• YOUR OBJECTIVE: Count every line that includes the string "icon" in the entries that follow. Nothing besides the number is needed.

*** Opening RECORDS FOR THE TASK ***

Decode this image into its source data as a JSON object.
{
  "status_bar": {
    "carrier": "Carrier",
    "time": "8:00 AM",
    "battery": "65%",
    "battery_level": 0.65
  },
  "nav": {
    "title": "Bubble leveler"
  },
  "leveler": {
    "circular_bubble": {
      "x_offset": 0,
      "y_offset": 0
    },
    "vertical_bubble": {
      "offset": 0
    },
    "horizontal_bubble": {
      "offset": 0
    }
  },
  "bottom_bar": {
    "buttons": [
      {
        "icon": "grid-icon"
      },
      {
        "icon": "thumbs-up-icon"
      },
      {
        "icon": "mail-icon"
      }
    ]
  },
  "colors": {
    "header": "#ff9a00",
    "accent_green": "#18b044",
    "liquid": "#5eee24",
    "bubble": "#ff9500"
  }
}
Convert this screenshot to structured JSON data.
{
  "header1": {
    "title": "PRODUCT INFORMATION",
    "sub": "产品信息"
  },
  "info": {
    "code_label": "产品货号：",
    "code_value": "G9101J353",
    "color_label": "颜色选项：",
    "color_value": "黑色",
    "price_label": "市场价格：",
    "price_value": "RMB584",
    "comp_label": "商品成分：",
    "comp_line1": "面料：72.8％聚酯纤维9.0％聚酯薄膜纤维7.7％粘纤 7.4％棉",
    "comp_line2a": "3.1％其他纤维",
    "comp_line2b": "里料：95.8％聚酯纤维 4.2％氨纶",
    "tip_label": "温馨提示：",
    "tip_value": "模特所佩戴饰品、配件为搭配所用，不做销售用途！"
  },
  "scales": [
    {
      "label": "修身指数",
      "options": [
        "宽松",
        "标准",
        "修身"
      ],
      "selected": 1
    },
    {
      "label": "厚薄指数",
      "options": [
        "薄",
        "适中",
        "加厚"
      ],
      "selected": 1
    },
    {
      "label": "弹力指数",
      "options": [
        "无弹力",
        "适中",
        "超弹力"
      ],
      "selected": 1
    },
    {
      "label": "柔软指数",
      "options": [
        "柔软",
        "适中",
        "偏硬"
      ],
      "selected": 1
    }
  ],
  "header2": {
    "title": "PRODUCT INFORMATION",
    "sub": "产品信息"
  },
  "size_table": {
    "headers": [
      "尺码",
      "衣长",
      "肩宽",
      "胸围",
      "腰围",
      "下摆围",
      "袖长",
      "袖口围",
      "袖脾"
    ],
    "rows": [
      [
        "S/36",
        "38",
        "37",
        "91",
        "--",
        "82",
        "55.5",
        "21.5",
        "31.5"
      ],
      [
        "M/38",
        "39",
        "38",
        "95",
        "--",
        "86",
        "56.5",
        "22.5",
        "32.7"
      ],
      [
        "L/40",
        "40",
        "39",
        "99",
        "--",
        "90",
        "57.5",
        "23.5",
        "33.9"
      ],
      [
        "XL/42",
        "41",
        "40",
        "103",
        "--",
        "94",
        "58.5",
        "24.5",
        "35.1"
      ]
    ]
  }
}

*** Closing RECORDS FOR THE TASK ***

• FINAL ANSWER: 3